Charles Matthew Geschke, known as Chuck, was born in Cleveland on Sept. 11, 1939. His mother was a paralegal who became a homemaker after the birth of her only child. He graduated from a Catholic high school at 16 and entered a Jesuit seminary in Milford, Ohio, where he studied for three years before dropping out to enroll at Xavier University in Cincinnati.
He graduated in 1962 — becoming the first member of his family to get a college diploma — and received a master’s degree in math the next year. While studying for a PhD at what became Case Western Reserve University in Cleveland, he taught at nearby John Carroll University, where one of his former students offered to give him a crash course in computer programming.
Dr. Geschke soon wrote his first computer program, which he used to print mailing labels for the birth announcement of his second child. He was so intrigued by computers that he traded one PhD program for another, successfully applying for a doctorate in computer science at Carnegie Mellon University. In 1972, he received his degree and joined Xerox.

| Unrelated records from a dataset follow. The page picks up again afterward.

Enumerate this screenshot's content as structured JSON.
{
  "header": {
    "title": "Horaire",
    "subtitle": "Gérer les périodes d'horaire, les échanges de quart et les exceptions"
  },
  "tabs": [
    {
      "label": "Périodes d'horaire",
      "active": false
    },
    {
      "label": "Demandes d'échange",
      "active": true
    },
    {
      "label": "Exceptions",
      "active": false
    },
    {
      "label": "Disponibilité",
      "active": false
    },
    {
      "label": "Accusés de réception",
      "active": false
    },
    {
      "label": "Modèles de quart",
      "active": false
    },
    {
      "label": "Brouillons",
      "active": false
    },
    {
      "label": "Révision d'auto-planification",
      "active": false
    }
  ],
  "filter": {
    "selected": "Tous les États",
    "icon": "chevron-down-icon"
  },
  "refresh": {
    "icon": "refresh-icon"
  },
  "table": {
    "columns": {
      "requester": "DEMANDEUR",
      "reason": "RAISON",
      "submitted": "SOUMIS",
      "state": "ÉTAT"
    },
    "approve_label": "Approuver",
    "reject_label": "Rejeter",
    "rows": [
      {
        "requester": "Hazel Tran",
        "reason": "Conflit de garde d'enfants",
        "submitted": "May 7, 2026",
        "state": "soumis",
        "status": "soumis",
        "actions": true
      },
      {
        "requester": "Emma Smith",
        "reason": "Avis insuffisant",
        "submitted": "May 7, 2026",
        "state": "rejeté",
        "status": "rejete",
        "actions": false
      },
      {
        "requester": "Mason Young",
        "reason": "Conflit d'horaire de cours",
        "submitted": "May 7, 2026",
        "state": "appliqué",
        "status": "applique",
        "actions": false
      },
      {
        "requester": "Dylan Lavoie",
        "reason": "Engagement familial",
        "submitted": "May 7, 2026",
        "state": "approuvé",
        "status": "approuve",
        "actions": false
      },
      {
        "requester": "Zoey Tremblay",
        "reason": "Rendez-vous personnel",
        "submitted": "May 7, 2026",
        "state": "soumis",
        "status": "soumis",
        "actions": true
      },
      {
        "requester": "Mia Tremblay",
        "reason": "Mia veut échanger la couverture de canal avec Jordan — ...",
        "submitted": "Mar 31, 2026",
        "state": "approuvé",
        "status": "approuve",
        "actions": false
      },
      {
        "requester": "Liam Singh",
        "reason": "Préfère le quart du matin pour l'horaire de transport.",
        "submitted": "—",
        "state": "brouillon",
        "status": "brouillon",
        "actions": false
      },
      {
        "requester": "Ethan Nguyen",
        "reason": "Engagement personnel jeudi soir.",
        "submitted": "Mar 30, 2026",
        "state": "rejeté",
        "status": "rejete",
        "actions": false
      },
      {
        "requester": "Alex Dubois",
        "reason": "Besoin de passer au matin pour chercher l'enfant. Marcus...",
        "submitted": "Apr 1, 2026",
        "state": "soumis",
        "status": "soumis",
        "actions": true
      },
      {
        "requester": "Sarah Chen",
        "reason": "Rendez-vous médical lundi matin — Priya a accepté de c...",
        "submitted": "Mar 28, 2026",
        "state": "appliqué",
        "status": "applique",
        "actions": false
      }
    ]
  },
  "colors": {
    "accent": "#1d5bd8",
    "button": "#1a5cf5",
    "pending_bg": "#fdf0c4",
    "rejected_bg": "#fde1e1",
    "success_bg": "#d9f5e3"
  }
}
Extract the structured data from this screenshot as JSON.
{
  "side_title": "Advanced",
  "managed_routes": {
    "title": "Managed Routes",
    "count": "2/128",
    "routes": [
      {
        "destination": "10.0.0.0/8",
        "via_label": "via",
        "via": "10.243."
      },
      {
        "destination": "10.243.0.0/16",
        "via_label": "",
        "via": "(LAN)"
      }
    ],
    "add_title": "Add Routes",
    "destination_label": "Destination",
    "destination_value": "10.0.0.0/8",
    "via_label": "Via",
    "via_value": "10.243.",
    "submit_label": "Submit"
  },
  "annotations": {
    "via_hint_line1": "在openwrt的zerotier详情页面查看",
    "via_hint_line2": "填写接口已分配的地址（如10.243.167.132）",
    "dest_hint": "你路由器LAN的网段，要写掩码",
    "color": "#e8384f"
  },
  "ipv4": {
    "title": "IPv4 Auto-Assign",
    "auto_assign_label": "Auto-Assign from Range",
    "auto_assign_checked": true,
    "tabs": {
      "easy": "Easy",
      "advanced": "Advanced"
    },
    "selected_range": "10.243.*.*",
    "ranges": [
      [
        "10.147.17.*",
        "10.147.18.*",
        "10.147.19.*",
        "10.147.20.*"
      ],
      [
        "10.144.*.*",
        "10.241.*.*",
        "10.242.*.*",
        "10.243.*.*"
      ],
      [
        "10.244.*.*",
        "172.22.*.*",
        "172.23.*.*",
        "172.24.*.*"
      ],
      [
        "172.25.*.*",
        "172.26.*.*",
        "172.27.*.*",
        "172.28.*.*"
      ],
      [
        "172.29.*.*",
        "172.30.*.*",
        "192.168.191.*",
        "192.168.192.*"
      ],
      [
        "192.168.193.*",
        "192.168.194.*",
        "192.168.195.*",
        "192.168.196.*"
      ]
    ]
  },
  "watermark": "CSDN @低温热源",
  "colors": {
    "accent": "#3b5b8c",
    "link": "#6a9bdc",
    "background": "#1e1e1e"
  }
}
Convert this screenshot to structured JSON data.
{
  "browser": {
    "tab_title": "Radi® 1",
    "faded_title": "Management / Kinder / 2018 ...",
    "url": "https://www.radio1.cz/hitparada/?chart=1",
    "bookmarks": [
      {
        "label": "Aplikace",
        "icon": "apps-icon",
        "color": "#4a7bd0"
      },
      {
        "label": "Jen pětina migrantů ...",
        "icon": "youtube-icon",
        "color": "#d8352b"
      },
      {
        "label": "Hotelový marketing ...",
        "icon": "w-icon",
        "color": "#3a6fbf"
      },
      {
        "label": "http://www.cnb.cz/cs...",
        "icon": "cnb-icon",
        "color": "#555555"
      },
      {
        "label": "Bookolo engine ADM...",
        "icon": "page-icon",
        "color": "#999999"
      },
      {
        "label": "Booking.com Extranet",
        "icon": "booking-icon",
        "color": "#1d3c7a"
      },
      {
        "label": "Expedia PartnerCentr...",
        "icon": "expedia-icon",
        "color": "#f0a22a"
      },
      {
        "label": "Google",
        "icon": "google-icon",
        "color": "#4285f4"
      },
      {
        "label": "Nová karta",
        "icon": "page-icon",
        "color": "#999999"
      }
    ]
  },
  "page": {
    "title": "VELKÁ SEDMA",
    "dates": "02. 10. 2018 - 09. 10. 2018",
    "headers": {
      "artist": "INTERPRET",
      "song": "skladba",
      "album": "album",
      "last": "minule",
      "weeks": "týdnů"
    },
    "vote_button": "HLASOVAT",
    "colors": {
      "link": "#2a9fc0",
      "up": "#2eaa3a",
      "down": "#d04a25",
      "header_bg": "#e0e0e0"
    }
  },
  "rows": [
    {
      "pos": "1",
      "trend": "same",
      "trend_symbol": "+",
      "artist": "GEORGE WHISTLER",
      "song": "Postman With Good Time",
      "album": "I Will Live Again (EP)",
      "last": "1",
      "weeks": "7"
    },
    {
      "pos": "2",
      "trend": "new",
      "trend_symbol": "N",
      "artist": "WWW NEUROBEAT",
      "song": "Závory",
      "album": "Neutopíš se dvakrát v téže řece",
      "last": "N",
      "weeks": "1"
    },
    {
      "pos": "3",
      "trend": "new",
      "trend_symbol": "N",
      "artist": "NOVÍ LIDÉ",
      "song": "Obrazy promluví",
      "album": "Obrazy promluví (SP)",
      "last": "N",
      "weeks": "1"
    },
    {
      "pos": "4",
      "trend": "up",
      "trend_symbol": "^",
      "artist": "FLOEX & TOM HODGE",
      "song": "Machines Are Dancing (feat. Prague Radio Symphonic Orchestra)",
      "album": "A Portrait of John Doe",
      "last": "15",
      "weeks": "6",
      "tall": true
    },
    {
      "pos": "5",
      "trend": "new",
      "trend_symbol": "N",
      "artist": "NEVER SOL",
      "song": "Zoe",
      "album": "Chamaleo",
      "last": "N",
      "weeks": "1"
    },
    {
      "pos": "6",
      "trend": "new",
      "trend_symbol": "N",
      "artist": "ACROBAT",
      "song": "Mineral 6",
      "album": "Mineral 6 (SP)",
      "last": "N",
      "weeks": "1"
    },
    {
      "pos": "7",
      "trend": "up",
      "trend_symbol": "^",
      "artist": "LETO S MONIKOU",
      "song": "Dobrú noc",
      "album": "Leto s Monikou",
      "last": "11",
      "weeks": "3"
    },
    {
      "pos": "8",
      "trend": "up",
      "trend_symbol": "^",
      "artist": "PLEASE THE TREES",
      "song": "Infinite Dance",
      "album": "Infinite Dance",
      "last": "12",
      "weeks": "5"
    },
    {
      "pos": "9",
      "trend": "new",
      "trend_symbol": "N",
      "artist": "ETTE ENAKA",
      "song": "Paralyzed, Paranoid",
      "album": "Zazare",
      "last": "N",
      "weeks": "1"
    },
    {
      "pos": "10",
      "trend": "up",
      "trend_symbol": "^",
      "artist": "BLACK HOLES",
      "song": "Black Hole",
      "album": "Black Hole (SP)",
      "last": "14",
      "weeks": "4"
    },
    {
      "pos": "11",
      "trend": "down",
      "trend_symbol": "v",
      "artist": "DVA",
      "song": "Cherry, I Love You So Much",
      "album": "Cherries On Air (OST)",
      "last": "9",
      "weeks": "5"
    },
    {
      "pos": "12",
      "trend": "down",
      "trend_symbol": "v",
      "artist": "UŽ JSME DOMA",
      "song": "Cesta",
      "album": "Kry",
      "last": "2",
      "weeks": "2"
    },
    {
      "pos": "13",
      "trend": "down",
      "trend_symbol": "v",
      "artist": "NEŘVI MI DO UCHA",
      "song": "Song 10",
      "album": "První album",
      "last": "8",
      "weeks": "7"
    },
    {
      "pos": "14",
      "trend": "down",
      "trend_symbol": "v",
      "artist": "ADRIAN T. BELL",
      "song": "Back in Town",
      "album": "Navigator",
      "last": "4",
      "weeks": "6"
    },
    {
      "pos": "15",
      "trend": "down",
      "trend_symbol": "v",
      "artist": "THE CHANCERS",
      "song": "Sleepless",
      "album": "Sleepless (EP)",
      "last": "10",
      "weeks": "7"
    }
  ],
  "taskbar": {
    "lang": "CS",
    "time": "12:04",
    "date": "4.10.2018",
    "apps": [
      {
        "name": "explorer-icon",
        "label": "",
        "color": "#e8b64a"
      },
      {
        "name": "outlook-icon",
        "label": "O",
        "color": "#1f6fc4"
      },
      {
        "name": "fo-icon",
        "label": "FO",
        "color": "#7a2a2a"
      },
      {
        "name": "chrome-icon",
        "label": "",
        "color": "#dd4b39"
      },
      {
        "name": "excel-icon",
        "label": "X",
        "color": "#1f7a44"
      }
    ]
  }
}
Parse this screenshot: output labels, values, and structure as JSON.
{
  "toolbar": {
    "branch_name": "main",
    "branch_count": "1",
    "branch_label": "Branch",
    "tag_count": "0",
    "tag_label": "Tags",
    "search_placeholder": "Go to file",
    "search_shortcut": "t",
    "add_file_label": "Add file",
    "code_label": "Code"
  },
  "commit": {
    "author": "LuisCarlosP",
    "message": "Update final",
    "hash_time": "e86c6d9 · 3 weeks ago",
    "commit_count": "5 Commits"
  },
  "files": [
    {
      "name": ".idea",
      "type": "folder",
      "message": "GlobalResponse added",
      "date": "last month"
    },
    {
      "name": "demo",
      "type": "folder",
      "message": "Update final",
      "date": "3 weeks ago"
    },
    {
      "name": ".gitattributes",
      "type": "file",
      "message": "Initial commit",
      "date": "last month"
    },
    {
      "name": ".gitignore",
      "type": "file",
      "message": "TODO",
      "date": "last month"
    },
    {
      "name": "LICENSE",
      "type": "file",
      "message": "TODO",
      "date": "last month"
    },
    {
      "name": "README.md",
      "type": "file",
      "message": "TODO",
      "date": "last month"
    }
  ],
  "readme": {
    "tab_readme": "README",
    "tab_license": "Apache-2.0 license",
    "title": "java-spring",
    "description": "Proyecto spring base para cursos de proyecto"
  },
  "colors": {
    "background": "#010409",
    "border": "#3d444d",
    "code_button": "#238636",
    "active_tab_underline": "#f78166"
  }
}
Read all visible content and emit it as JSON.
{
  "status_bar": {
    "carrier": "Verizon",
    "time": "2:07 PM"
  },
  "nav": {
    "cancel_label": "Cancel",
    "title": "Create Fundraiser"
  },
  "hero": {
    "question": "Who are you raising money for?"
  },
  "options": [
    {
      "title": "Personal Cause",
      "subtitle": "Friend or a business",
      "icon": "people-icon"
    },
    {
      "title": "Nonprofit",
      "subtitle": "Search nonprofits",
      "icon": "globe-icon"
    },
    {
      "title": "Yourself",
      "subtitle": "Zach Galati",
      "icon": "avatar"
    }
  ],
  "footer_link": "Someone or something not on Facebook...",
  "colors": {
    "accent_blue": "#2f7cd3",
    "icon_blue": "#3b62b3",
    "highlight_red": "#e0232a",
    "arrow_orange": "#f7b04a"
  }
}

He later led Adobe as president from 1989 until retiring in 2000 and served as co-chairman until 2017, retaining the title of emeritus board member in recent years. In the 1990s, he and Warnock steered the company through what became known as the Font Wars, in which Microsoft and Apple unsuccessfully attempted to edge Adobe out of the typeface market.
Dr. Geschke was also a former board chairman of the Jesuit-founded University of San Francisco and served on the boards of the San Francisco Symphony and the Nantucket Boys & Girls Club in Massachusetts, where he spent part of the year with his wife, the former Nan McDonough. They were married in 1964.
In addition to his wife, of Los Altos, survivors include three children, Peter Geschke of Fremont, Calif., Kathy Orciuoli of Atherton, Calif., and John Geschke of Los Altos; and seven grandchildren.
While trying to get Adobe off the ground in the 1980s, Dr. Geschke made a point of coming home for dinner each night to spend time with his teenage children, his wife said. Employees were discouraged from staying late at the office, she added, and given a computer terminal for home use in case they needed to work after dinner.
Dr. Geschke often spoke of promoting a people-oriented culture at Adobe, where he described his employees as members of one big family.
“Every capital asset we have at Adobe gets into an automobile and drives home at night,” he told IndustryWeek in 1996. “Without them, there is nothing of substance in this company. It is the creativity of individuals — not machines — that determines the success of this company.”